Is it safe to purchase a used homebuilt aircraft for use as a personal aircraft for sport flying? Yes, if you follow a few rules; plus use a whole lot of common sense. Knuckle walkers really shouldn’t build their own airplanes. I would never fly in an airplane I built. I am a slob when it comes to building. I love it, but am not good at it. Flying is my thing.
These are my thoughts only, I am not an FAA A & P. I have no certificates of any kind except flying ones. So, be aware these are some facts I have learned with over 60 years of experience with aircraft.
It is generally thought that an all metal aircraft are safer and easier to evaluate than either a wood or composite aircraft. You can easily see if the correct type of metal was used and the plane was assembled with the correct rivets in the right places, right sizes and material. Modern metal planes like the RV and Murphy’s are pre punched, meaning the aircraft builder has to use the correct materials and procedures. Next safest in my opinion are the tube and fabric aircraft such as a replica Cub or a RANs aircraft. Homebuilts can be covered with doped synthetic fabric or airtight sail cloth such as most ultralights and some homebuilts use. Don’t sign any contracts to purchase until the plane has been inspected by an expert in the construction of that aircraft. Never ever purchase an experimental aircraft because it has a nice finish. A coat of paint can cover a million sins. Paint does not hold the airplane together while flying.
I would never purchase a homebuilt unless it had a current certified engine in it. If I were building it, I would install any engine I wanted to, but buying one used, only trust Continental, Lycoming or the four stroke Rotax engines which are very good engines. These engines again are only as good as the amount of care they have been afforded by their owners. A large percentage of homebuilt accidents are caused by engine out on takeoff.
If you have high time in aircraft such as a Cessna 172 or a Piper Warrior, I wouldn’t buy an RV-3 and take off for home. NO WAY. The RVs are excellent flying aircraft but they are not Cessna 172 easy. Try to stick to your experience envelope. It is a good idea not to get checked out by the seller of the aircraft. Try to find an expert in that type of aircraft and have him or her check you out. An added plus is that the person will also check the aircraft carefully before flying it.
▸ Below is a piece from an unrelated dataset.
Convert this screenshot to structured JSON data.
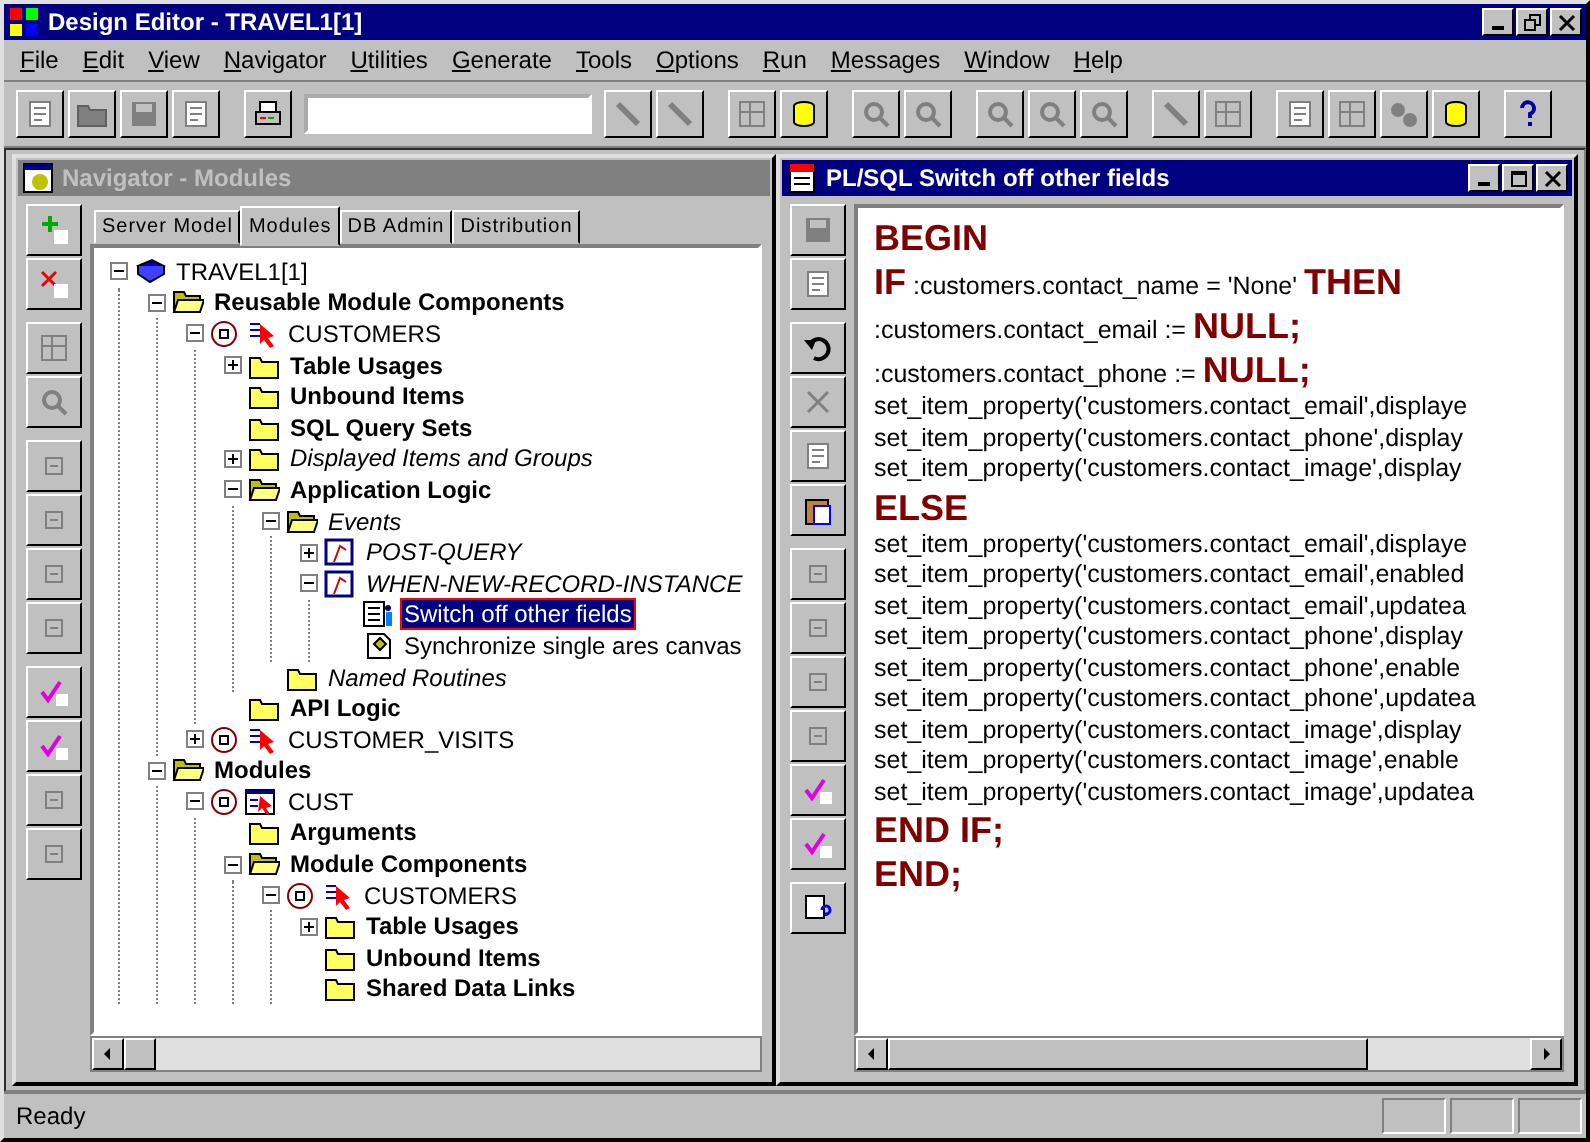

Yes, buying a used homebuilt is as safe as you make it. Leave nothing to chance. Experiencing an engine out at low altitude in a unfamiliar aircraft is not the start of a fun day.